The long-awaited report on the controversial purchase of Casspirs similar to the model shown here, was tabled before the city’s executive committee meeting yesterday. The report blamed former metro police head Eugene Nzama for the expenditure.
Durban - The city is living in fear of its own residents.

This was the charge by the DA on Wednesday after it emerged that the city was going ahead with the purchase of armoured vehicles to police service delivery protests - at a cost of R19.9million.

“There is no other reason other than they fear their own residents who are protesting against the lack of service delivery,” DA executive committee member, Heinz de Boer said.

At an executive committee meeting this week, officials highlighted the increase in violent protests and the safety of police as reasons to buy specialised armoured vehicles or Casspirs.

In June, it emerged that the city had procured four Casspirs at R19.9million, from arms company Denel SOC.

Read: Special Report: No stopping eThekwini's R23m Casspirs purchase

At the time, City Manager Sipho Nzuza pulled the brakes on the purchase, saying the procurement process needed to be investigated. After months of back-and-forth debating between the opposition parties, Exco accepted that the procurement process had been correctly followed.

Nzuza said the need for the vehicles arose during the xenophobic riots that rocked the city in 2015. “These vehicles are specifically for riots,” he said.

According to the report presented to Exco members at a meeting on Thursday, Section 110 of the Municipal Finance Management Act was the appropriate procurement method used since a state-owned company was selected as the supplier.

Nzuza said the process of the procurement was satisfactory.

“Other issues regarding the purchase of the Casspirs would still be considered. We needed to make sure that everything was properly approved. For me, the issue of calling the vehicles Casspirs is something that needs to be looked at. The vehicle is a modified ‘Casspir’ for the specific purpose of deployment at riots.

“It is not a military Casspir but merely an armoured vehicle used to protect police who are deployed to these areas,” he said.

The report stated that Metro Police had requested vehicles for public order policing, including six Nyalas.

However, due to the unavailability of Nyalas, the city’s Bid Adjudication Committee approved four Casspirs.

Zwakele Mncwango, DA KZN provincial leader, said the DA did not support the procurement process.

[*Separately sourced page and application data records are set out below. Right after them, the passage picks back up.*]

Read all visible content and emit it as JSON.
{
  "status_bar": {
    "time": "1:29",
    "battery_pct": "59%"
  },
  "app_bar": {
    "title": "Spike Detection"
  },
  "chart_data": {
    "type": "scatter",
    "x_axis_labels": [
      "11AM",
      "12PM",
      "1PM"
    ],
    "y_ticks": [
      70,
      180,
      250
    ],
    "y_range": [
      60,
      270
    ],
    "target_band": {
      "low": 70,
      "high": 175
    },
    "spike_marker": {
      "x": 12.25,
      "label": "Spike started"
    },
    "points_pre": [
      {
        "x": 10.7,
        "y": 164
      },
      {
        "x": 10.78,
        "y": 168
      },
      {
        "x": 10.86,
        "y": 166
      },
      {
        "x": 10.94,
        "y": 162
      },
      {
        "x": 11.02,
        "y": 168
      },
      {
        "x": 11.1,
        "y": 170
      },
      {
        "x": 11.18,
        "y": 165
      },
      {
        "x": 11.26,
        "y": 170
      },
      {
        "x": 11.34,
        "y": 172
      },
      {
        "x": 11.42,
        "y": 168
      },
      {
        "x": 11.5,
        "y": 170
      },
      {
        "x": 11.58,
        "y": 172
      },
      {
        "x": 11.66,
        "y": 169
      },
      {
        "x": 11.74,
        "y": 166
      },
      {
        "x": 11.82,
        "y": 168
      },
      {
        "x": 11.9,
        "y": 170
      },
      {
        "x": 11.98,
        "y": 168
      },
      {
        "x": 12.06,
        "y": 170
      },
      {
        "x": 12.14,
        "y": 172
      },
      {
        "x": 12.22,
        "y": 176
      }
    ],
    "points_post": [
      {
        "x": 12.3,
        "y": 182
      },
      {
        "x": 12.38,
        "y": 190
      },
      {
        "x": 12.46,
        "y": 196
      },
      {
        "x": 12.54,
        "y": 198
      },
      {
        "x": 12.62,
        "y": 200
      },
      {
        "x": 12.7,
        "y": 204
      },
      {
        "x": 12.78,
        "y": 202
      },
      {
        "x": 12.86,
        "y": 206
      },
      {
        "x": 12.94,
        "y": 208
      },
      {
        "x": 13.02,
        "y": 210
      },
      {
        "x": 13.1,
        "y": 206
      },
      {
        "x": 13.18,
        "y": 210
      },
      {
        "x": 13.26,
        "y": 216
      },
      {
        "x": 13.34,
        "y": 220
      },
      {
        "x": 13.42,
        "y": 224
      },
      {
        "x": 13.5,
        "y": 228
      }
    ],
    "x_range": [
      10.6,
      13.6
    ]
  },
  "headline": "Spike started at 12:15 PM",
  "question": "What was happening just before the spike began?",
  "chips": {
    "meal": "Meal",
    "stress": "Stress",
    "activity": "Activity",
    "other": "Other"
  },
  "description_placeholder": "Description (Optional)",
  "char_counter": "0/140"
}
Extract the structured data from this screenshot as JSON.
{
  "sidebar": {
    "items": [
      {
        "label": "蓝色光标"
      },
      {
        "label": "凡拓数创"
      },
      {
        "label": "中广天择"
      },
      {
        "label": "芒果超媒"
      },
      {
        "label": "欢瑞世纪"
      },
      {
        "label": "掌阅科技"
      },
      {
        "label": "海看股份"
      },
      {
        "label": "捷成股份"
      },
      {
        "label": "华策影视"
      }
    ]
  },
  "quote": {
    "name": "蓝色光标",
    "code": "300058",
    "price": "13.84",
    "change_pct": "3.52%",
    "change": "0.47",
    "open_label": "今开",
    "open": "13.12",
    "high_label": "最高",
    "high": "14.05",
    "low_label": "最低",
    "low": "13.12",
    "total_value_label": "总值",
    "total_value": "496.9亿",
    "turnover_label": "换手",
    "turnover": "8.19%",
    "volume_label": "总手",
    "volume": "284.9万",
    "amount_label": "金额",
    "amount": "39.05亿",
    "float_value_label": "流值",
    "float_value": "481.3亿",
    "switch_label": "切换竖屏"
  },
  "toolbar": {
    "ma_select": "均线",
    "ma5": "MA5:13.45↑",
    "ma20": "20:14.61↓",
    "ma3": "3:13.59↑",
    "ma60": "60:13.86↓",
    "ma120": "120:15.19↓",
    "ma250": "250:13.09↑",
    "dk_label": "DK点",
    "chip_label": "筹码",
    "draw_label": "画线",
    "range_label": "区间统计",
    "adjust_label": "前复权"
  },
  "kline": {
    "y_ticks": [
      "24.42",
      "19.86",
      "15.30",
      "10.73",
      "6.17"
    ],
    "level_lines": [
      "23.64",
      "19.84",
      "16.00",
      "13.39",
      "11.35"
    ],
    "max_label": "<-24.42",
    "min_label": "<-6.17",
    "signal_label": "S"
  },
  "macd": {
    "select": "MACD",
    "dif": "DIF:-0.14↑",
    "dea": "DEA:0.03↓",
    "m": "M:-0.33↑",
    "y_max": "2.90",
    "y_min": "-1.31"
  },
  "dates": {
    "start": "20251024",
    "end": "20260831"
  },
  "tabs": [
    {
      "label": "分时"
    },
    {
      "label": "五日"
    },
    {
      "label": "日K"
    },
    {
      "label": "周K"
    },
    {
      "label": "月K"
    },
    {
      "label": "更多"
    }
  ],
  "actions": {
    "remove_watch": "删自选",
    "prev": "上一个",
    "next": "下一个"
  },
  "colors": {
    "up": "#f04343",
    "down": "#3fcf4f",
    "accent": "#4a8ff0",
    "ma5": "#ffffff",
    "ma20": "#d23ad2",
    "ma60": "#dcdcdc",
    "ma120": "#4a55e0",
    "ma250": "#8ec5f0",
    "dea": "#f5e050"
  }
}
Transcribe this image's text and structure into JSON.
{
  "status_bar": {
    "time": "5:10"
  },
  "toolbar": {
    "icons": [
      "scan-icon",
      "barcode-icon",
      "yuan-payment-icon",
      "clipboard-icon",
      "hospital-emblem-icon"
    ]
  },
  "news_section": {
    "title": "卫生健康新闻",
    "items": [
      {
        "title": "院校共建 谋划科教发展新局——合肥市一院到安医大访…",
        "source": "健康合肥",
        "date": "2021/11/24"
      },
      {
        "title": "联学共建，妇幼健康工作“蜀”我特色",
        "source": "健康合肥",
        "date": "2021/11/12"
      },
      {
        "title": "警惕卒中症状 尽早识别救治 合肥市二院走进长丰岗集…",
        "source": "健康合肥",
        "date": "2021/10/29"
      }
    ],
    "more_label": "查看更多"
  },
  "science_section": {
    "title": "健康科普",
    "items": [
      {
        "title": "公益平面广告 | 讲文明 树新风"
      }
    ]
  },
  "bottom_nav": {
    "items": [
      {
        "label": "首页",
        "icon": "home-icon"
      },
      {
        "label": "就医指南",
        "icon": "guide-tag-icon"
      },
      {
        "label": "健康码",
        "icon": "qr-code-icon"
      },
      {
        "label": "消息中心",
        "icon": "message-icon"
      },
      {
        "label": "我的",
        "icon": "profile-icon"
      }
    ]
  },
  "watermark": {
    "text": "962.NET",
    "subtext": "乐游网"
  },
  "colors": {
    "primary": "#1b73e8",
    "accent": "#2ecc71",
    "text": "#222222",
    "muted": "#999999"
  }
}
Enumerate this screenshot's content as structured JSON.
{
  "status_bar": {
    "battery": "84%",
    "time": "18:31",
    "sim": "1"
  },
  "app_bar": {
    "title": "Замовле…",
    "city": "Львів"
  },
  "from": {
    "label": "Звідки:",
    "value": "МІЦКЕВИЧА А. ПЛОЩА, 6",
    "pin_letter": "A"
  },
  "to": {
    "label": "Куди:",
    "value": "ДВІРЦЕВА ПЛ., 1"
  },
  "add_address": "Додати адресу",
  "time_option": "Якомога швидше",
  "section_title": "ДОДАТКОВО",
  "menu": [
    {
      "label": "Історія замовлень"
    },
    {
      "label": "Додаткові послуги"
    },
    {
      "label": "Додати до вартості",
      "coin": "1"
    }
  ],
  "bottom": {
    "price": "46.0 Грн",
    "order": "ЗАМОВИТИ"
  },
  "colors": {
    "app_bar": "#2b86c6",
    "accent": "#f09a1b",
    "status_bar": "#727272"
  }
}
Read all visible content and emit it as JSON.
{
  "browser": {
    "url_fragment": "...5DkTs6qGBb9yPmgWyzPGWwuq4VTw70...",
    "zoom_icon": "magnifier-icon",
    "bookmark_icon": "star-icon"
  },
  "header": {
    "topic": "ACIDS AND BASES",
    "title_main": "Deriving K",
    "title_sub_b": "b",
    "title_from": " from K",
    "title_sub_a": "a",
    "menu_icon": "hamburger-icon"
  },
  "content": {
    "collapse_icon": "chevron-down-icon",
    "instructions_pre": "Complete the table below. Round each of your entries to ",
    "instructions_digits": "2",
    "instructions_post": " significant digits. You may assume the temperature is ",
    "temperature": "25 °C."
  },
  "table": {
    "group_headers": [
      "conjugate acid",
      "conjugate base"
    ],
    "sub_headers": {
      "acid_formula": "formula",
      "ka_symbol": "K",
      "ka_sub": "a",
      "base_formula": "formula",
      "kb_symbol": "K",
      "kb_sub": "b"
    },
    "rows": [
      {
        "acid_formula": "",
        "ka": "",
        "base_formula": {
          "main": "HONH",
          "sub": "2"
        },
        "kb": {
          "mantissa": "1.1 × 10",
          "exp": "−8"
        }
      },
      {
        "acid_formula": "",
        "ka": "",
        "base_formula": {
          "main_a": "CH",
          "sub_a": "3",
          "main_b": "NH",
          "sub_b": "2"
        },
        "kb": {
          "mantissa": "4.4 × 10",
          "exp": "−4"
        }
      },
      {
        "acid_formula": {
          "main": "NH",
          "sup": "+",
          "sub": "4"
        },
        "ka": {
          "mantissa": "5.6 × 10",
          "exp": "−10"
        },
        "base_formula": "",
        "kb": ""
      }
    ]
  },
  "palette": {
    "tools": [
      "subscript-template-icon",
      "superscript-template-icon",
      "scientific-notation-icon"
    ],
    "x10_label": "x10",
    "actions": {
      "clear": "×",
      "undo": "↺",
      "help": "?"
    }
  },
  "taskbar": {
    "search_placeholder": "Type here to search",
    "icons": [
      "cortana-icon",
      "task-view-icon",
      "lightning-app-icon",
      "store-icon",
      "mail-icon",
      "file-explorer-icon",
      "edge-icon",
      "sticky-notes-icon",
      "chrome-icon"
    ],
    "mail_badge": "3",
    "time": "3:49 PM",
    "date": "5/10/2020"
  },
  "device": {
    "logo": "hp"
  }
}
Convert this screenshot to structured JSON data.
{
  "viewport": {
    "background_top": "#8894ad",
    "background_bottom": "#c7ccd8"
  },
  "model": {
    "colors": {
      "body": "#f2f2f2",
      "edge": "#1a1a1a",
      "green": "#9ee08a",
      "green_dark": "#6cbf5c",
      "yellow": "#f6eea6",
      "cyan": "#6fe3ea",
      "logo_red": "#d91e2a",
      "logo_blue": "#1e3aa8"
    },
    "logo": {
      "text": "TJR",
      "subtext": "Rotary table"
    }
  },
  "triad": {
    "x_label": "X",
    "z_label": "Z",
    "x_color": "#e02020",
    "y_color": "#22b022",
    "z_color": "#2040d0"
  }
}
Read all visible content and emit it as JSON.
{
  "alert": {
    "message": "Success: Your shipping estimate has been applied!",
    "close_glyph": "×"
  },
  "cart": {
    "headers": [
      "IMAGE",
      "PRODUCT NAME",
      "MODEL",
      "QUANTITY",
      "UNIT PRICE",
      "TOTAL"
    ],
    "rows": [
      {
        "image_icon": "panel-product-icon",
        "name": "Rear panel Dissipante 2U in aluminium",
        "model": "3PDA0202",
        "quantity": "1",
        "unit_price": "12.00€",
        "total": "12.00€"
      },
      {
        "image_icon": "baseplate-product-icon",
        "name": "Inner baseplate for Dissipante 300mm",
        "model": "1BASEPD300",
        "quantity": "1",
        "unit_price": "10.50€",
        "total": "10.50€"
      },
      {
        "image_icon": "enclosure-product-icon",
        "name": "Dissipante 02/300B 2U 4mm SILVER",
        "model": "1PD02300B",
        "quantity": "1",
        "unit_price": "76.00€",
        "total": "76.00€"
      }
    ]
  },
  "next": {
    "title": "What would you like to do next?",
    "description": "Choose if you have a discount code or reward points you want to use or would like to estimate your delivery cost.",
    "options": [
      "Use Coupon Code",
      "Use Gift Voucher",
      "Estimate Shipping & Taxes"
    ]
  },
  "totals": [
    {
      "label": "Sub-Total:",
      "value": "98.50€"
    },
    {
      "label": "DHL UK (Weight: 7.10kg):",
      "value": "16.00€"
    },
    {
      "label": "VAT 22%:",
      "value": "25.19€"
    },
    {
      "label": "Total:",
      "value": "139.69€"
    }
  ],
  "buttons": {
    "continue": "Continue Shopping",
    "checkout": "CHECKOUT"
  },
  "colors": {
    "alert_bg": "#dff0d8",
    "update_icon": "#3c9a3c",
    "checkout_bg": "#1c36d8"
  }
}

“The municipality did not ask for adiscount from private companies.

“There are about five other companies providing the same service; it should have been put out to tender.”

Daily News